Jorn from Norway sent in this great looking Seamaster Chronograph. It has the not so common calibre 1040, which is only very loosely based on the 321. This is one of Omegas most elaborate chronograph movements, with the following features:
- 60 minute central minute recorder placed under the minute hand, moving continually
- 12 hour recorder at 6 o’clock, turning continually
- sub-second hand at 9 o’clock
- 24 hour indicator at 9 o’clock
- automatic winder
The bottom plate is an entirely different beast, though. There is a little bit of clear plastic debris at 2o’clock close to the centre.
With both sub-plates removed, we can now see the clutch mechanism for the minute recorder. The minute hand and the minute recorder are coupled together with a friction clutch. In normal, non-chrono operation, the minute recorder is blocked by the two big levers with springs, that press against it to keep in on 0 position. When the chronograph is started, the piece in the middle is pulled down, thus releasing the two levers that brake the recorder, and it starts moving together with the minute hand.
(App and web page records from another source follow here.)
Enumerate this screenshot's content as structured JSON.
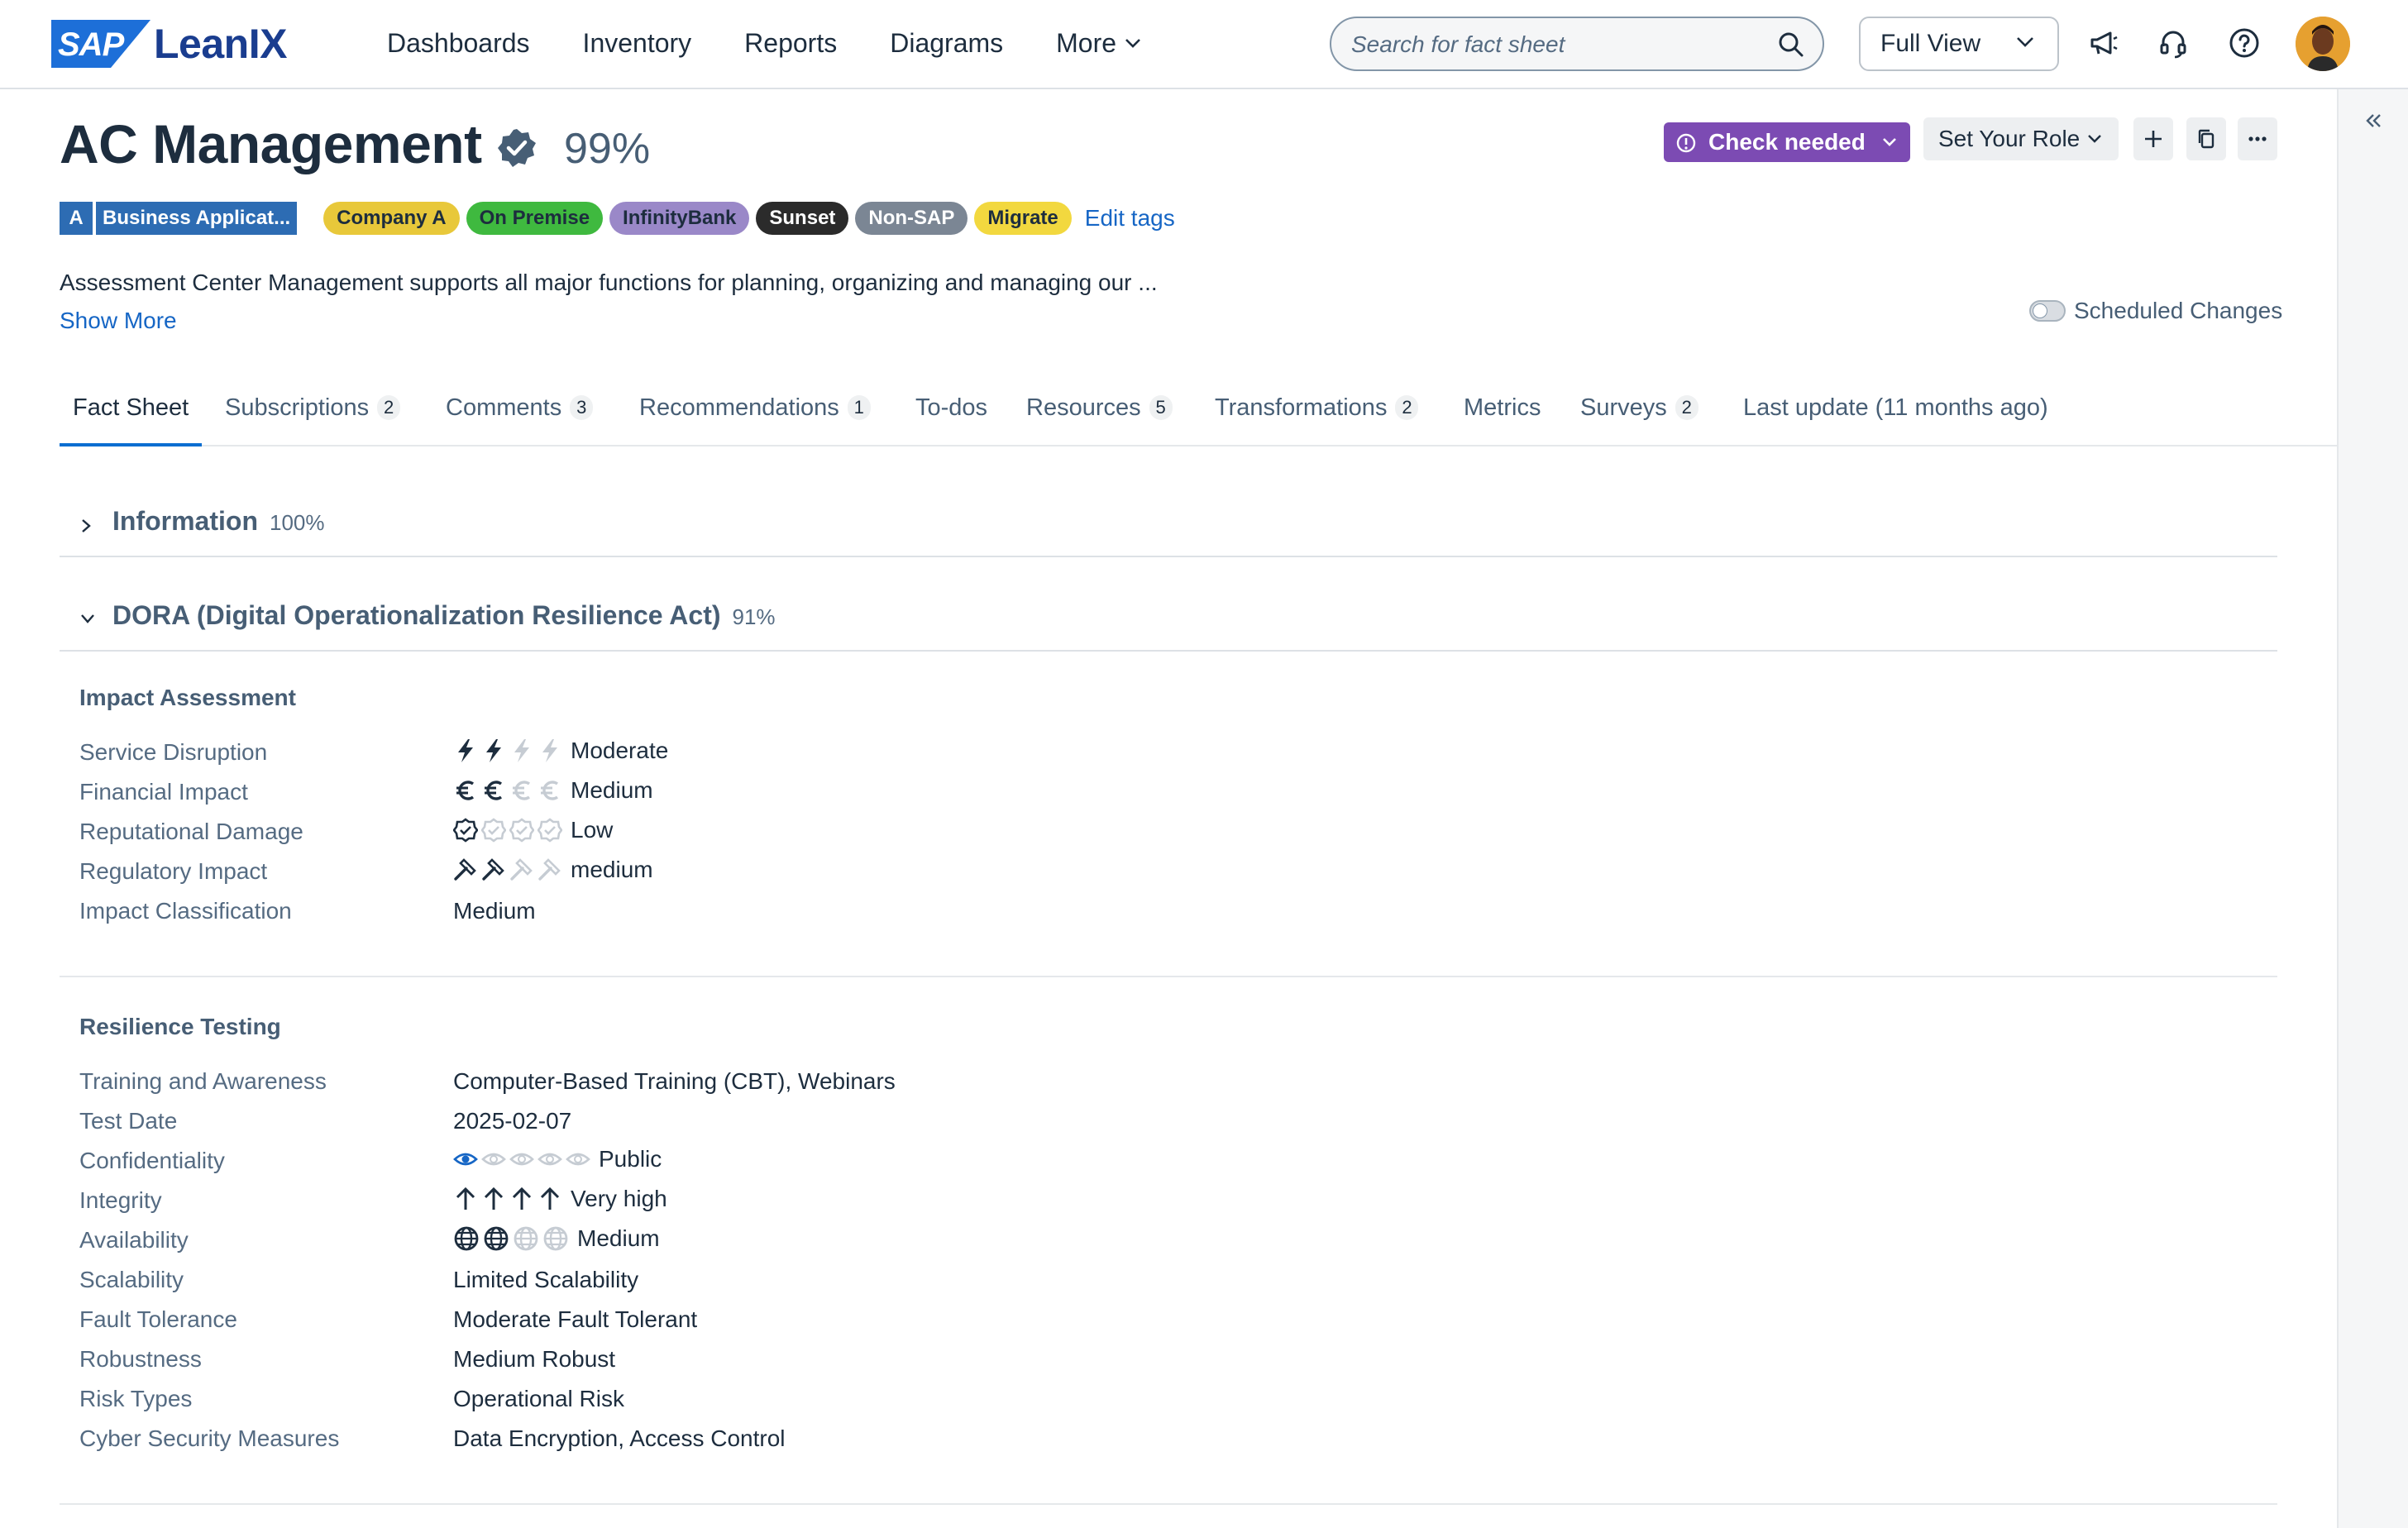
{
  "topbar": {
    "logo_badge": "SAP",
    "logo_text": "LeanIX",
    "nav": [
      "Dashboards",
      "Inventory",
      "Reports",
      "Diagrams",
      "More"
    ],
    "search_placeholder": "Search for fact sheet",
    "view_select": "Full View"
  },
  "header": {
    "title": "AC Management",
    "completion": "99%",
    "status_button": "Check needed",
    "role_button": "Set Your Role",
    "type_letter": "A",
    "type_name": "Business Applicat...",
    "tags": [
      {
        "label": "Company A",
        "bg": "#e8c83a",
        "fg": "#1d2d3e"
      },
      {
        "label": "On Premise",
        "bg": "#3fb93f",
        "fg": "#1d2d3e"
      },
      {
        "label": "InfinityBank",
        "bg": "#9a88c8",
        "fg": "#1d2d3e"
      },
      {
        "label": "Sunset",
        "bg": "#2b2b2b",
        "fg": "#ffffff"
      },
      {
        "label": "Non-SAP",
        "bg": "#7b8694",
        "fg": "#ffffff"
      },
      {
        "label": "Migrate",
        "bg": "#f2d83f",
        "fg": "#1d2d3e"
      }
    ],
    "edit_tags": "Edit tags",
    "description": "Assessment Center Management supports all major functions for planning, organizing and managing our ...",
    "show_more": "Show More",
    "scheduled_changes": "Scheduled Changes"
  },
  "tabs": [
    {
      "label": "Fact Sheet",
      "count": ""
    },
    {
      "label": "Subscriptions",
      "count": "2"
    },
    {
      "label": "Comments",
      "count": "3"
    },
    {
      "label": "Recommendations",
      "count": "1"
    },
    {
      "label": "To-dos",
      "count": ""
    },
    {
      "label": "Resources",
      "count": "5"
    },
    {
      "label": "Transformations",
      "count": "2"
    },
    {
      "label": "Metrics",
      "count": ""
    },
    {
      "label": "Surveys",
      "count": "2"
    },
    {
      "label": "Last update (11 months ago)",
      "count": ""
    }
  ],
  "sections": {
    "information": {
      "title": "Information",
      "percent": "100%"
    },
    "dora": {
      "title": "DORA (Digital Operationalization Resilience Act)",
      "percent": "91%"
    }
  },
  "impact": {
    "title": "Impact Assessment",
    "rows": [
      {
        "label": "Service Disruption",
        "value": "Moderate",
        "icon": "lightning-icon",
        "level": 2,
        "max": 4
      },
      {
        "label": "Financial Impact",
        "value": "Medium",
        "icon": "euro-icon",
        "level": 2,
        "max": 4
      },
      {
        "label": "Reputational Damage",
        "value": "Low",
        "icon": "badge-check-icon",
        "level": 1,
        "max": 4
      },
      {
        "label": "Regulatory Impact",
        "value": "medium",
        "icon": "gavel-icon",
        "level": 2,
        "max": 4
      },
      {
        "label": "Impact Classification",
        "value": "Medium"
      }
    ]
  },
  "resilience": {
    "title": "Resilience Testing",
    "rows": [
      {
        "label": "Training and Awareness",
        "value": "Computer-Based Training (CBT), Webinars"
      },
      {
        "label": "Test Date",
        "value": "2025-02-07"
      },
      {
        "label": "Confidentiality",
        "value": "Public",
        "icon": "eye-icon",
        "level": 1,
        "max": 5
      },
      {
        "label": "Integrity",
        "value": "Very high",
        "icon": "arrow-up-icon",
        "level": 4,
        "max": 4
      },
      {
        "label": "Availability",
        "value": "Medium",
        "icon": "globe-icon",
        "level": 2,
        "max": 4
      },
      {
        "label": "Scalability",
        "value": "Limited Scalability"
      },
      {
        "label": "Fault Tolerance",
        "value": "Moderate Fault Tolerant"
      },
      {
        "label": "Robustness",
        "value": "Medium Robust"
      },
      {
        "label": "Risk Types",
        "value": "Operational Risk"
      },
      {
        "label": "Cyber Security Measures",
        "value": "Data Encryption, Access Control"
      }
    ]
  }
}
This looks familiar, as a lot of elements are taken from the 321. But there are distinct differences. The escape wheel doesn’t have a cock of its own, but is held by the wheel bridge. The round opening at 5 o’clock is for the auto winder reverser wheel, which has a planetary wheel construction to allow winding in both directions. This is a quite unique and smart construction, and for a retrofitted auto winder, a great solution.
I clean the case, polish the crystal, take apart the pushers and put in new gaskets, and case the movement, and we’re back in business.